* **Exercise data**
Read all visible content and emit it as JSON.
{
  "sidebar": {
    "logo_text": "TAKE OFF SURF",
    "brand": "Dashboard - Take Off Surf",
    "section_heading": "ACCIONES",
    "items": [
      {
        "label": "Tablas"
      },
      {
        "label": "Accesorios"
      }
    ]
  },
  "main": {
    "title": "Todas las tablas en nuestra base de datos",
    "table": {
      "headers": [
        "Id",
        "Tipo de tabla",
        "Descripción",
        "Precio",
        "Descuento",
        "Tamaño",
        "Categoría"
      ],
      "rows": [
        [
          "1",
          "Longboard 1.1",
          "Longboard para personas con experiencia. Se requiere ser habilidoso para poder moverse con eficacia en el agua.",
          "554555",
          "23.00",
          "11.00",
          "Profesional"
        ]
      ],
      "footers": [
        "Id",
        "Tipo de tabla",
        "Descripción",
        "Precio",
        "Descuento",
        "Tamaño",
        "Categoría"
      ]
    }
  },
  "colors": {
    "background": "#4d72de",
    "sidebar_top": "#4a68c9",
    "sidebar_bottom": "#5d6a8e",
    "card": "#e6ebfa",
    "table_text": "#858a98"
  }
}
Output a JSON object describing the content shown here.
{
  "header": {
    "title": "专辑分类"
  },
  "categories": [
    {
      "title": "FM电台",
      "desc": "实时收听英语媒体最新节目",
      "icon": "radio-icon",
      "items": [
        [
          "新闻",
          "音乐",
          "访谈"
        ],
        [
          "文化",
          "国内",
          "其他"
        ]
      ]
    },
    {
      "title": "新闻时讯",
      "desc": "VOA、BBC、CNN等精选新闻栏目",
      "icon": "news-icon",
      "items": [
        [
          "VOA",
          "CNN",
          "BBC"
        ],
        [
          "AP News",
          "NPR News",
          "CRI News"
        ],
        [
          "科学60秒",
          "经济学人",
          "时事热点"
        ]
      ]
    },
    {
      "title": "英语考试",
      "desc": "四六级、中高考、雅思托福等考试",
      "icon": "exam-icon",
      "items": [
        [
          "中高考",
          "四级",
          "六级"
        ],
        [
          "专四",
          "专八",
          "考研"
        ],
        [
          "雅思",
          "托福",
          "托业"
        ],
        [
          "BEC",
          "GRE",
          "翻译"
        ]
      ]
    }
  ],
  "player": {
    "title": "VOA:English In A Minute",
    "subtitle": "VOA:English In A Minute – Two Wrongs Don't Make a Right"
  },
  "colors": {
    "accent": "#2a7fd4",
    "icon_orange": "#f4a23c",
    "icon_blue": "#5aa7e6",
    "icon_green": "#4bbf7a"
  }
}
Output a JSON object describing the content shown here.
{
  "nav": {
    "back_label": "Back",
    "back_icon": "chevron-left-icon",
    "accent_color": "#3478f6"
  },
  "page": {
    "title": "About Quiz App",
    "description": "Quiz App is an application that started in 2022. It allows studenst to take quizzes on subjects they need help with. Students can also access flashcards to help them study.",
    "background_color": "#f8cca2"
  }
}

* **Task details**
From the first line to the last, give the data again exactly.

* **Solution below**
Read all visible content and emit it as JSON.
{
  "sidebar": {
    "logo_text": "TAKE OFF SURF",
    "brand": "Dashboard - Take Off Surf",
    "section_heading": "ACCIONES",
    "items": [
      {
        "label": "Tablas"
      },
      {
        "label": "Accesorios"
      }
    ]
  },
  "main": {
    "title": "Todas las tablas en nuestra base de datos",
    "table": {
      "headers": [
        "Id",
        "Tipo de tabla",
        "Descripción",
        "Precio",
        "Descuento",
        "Tamaño",
        "Categoría"
      ],
      "rows": [
        [
          "1",
          "Longboard 1.1",
          "Longboard para personas con experiencia. Se requiere ser habilidoso para poder moverse con eficacia en el agua.",
          "554555",
          "23.00",
          "11.00",
          "Profesional"
        ]
      ],
      "footers": [
        "Id",
        "Tipo de tabla",
        "Descripción",
        "Precio",
        "Descuento",
        "Tamaño",
        "Categoría"
      ]
    }
  },
  "colors": {
    "background": "#4d72de",
    "sidebar_top": "#4a68c9",
    "sidebar_bottom": "#5d6a8e",
    "card": "#e6ebfa",
    "table_text": "#858a98"
  }
}
Output a JSON object describing the content shown here.
{
  "header": {
    "title": "专辑分类"
  },
  "categories": [
    {
      "title": "FM电台",
      "desc": "实时收听英语媒体最新节目",
      "icon": "radio-icon",
      "items": [
        [
          "新闻",
          "音乐",
          "访谈"
        ],
        [
          "文化",
          "国内",
          "其他"
        ]
      ]
    },
    {
      "title": "新闻时讯",
      "desc": "VOA、BBC、CNN等精选新闻栏目",
      "icon": "news-icon",
      "items": [
        [
          "VOA",
          "CNN",
          "BBC"
        ],
        [
          "AP News",
          "NPR News",
          "CRI News"
        ],
        [
          "科学60秒",
          "经济学人",
          "时事热点"
        ]
      ]
    },
    {
      "title": "英语考试",
      "desc": "四六级、中高考、雅思托福等考试",
      "icon": "exam-icon",
      "items": [
        [
          "中高考",
          "四级",
          "六级"
        ],
        [
          "专四",
          "专八",
          "考研"
        ],
        [
          "雅思",
          "托福",
          "托业"
        ],
        [
          "BEC",
          "GRE",
          "翻译"
        ]
      ]
    }
  ],
  "player": {
    "title": "VOA:English In A Minute",
    "subtitle": "VOA:English In A Minute – Two Wrongs Don't Make a Right"
  },
  "colors": {
    "accent": "#2a7fd4",
    "icon_orange": "#f4a23c",
    "icon_blue": "#5aa7e6",
    "icon_green": "#4bbf7a"
  }
}
Output a JSON object describing the content shown here.
{
  "nav": {
    "back_label": "Back",
    "back_icon": "chevron-left-icon",
    "accent_color": "#3478f6"
  },
  "page": {
    "title": "About Quiz App",
    "description": "Quiz App is an application that started in 2022. It allows studenst to take quizzes on subjects they need help with. Students can also access flashcards to help them study.",
    "background_color": "#f8cca2"
  }
}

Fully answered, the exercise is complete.